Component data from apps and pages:
-*-*-
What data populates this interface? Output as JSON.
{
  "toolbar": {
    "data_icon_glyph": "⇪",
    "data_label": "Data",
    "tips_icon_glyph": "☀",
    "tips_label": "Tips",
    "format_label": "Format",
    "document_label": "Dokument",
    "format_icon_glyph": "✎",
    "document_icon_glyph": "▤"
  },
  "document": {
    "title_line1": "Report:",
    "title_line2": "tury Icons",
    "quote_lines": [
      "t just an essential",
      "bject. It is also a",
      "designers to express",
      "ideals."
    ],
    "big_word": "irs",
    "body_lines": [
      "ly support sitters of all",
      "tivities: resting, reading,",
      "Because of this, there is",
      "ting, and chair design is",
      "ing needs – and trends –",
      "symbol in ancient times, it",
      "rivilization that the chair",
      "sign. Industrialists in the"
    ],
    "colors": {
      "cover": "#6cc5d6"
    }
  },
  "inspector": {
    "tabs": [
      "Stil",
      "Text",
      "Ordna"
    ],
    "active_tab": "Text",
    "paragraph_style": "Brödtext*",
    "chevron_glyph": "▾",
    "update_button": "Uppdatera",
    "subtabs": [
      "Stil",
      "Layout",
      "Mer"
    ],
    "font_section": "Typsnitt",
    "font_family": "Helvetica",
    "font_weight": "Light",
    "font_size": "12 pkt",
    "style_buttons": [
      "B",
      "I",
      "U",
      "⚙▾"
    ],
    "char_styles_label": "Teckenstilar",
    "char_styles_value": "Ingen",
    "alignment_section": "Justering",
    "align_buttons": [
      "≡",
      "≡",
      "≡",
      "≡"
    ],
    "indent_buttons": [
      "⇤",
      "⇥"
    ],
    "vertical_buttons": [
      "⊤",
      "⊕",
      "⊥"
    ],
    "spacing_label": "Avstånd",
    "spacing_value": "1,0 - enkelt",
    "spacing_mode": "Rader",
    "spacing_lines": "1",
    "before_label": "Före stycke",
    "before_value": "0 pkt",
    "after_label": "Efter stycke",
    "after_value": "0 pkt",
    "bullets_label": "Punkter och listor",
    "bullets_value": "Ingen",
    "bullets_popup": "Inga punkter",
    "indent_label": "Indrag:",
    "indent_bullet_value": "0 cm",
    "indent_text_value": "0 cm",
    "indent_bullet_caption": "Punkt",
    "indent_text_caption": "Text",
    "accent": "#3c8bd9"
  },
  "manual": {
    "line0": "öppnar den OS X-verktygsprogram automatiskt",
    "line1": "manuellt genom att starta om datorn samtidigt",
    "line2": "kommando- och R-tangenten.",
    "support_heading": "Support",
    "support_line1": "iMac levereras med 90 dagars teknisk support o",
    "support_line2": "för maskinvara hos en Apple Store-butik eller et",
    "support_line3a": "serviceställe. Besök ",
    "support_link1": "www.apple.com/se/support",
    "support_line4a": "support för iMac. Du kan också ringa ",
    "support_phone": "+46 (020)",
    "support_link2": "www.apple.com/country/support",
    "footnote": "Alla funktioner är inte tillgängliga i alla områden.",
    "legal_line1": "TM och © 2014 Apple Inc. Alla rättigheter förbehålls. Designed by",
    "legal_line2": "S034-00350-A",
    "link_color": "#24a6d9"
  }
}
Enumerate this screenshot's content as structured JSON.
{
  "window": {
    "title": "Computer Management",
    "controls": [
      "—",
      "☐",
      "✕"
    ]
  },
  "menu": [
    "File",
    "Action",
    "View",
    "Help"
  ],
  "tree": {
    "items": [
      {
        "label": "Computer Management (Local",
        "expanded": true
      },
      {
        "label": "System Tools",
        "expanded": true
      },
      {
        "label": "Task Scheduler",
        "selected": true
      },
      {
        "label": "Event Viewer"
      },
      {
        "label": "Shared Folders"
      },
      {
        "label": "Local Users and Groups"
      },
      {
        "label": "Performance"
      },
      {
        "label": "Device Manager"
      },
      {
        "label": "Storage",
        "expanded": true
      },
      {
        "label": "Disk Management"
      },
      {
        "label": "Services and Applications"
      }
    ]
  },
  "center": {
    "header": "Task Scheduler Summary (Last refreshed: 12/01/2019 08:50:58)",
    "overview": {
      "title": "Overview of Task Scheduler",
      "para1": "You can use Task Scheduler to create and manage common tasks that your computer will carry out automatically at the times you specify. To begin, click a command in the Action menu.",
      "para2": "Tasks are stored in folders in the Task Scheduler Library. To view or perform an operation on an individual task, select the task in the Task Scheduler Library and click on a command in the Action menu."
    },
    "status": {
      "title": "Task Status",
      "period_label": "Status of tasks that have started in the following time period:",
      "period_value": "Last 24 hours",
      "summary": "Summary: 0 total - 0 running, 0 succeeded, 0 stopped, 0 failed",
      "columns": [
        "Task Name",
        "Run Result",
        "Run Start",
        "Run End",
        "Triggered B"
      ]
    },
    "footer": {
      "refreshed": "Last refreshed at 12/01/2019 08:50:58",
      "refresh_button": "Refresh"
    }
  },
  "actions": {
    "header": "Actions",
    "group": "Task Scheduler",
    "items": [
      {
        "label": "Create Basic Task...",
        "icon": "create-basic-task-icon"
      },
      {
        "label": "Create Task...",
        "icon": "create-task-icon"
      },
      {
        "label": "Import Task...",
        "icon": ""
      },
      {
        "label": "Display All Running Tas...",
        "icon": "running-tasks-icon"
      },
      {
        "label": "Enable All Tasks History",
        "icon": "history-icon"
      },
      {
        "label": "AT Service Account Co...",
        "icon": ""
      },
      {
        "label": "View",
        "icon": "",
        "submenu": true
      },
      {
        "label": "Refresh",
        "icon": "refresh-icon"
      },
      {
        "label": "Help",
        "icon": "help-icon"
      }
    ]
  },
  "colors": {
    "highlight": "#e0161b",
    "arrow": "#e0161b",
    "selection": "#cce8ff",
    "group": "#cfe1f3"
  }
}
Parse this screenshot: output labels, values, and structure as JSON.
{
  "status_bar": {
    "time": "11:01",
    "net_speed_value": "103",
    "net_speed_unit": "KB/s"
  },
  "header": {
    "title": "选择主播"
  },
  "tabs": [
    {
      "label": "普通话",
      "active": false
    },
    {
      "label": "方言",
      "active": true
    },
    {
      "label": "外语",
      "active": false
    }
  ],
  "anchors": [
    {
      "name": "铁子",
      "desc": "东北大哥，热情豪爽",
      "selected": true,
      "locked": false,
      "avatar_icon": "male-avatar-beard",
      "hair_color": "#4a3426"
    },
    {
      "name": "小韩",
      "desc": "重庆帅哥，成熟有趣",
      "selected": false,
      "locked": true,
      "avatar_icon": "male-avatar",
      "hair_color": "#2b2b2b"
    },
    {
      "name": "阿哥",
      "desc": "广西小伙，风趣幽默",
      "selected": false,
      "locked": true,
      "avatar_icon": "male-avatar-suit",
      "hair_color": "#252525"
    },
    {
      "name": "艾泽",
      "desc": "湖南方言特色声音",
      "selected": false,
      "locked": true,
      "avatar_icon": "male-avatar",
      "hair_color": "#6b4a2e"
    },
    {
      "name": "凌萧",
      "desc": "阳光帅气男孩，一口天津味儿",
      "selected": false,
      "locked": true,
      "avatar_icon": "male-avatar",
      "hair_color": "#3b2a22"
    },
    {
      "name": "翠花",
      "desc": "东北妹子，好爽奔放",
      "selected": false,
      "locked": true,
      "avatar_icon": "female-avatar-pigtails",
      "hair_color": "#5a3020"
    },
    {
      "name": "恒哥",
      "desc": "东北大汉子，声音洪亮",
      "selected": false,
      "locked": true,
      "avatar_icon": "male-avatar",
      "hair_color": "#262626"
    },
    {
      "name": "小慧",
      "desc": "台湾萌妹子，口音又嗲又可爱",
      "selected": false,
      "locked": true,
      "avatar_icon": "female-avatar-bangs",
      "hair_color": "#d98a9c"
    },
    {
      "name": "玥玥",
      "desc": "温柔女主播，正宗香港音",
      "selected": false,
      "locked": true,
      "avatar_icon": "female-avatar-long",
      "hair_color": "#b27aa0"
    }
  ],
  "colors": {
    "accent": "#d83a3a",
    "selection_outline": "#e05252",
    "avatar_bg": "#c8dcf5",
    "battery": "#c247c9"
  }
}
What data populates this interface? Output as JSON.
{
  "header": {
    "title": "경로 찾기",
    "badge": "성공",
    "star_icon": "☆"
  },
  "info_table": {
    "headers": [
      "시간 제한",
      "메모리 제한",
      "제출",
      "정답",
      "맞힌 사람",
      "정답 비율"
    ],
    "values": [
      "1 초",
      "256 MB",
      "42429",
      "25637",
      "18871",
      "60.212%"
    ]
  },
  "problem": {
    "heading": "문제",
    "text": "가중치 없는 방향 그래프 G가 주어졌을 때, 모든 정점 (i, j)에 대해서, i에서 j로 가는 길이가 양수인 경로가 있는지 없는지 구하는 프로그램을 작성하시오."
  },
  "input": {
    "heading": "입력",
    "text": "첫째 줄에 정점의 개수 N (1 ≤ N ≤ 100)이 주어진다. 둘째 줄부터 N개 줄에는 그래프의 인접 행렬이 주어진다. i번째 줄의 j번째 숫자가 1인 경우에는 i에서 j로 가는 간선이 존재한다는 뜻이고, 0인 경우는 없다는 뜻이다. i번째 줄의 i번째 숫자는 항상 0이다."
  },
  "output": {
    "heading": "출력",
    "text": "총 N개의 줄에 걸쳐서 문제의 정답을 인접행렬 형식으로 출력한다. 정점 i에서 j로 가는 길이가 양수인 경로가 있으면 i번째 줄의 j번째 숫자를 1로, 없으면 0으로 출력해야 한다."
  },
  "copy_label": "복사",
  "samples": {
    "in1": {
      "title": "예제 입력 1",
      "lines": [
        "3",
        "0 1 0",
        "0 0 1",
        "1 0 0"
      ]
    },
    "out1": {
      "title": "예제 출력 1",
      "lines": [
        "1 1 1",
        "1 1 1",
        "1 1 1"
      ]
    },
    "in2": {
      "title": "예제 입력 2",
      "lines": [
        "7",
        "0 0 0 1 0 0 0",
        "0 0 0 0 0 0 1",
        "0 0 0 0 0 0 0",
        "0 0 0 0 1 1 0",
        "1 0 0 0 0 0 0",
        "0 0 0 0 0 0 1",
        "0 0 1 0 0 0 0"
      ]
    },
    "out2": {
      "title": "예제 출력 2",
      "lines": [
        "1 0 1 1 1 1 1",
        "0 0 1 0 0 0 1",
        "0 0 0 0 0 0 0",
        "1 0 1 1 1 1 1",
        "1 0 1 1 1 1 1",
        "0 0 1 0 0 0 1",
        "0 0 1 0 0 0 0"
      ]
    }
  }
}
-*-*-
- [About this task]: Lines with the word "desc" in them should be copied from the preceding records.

- [Written answer]:
      "desc": "东北大哥，热情豪爽",
      "desc": "重庆帅哥，成熟有趣",
      "desc": "广西小伙，风趣幽默",
      "desc": "湖南方言特色声音",
      "desc": "阳光帅气男孩，一口天津味儿",
      "desc": "东北妹子，好爽奔放",
      "desc": "东北大汉子，声音洪亮",
      "desc": "台湾萌妹子，口音又嗲又可爱",
      "desc": "温柔女主播，正宗香港音",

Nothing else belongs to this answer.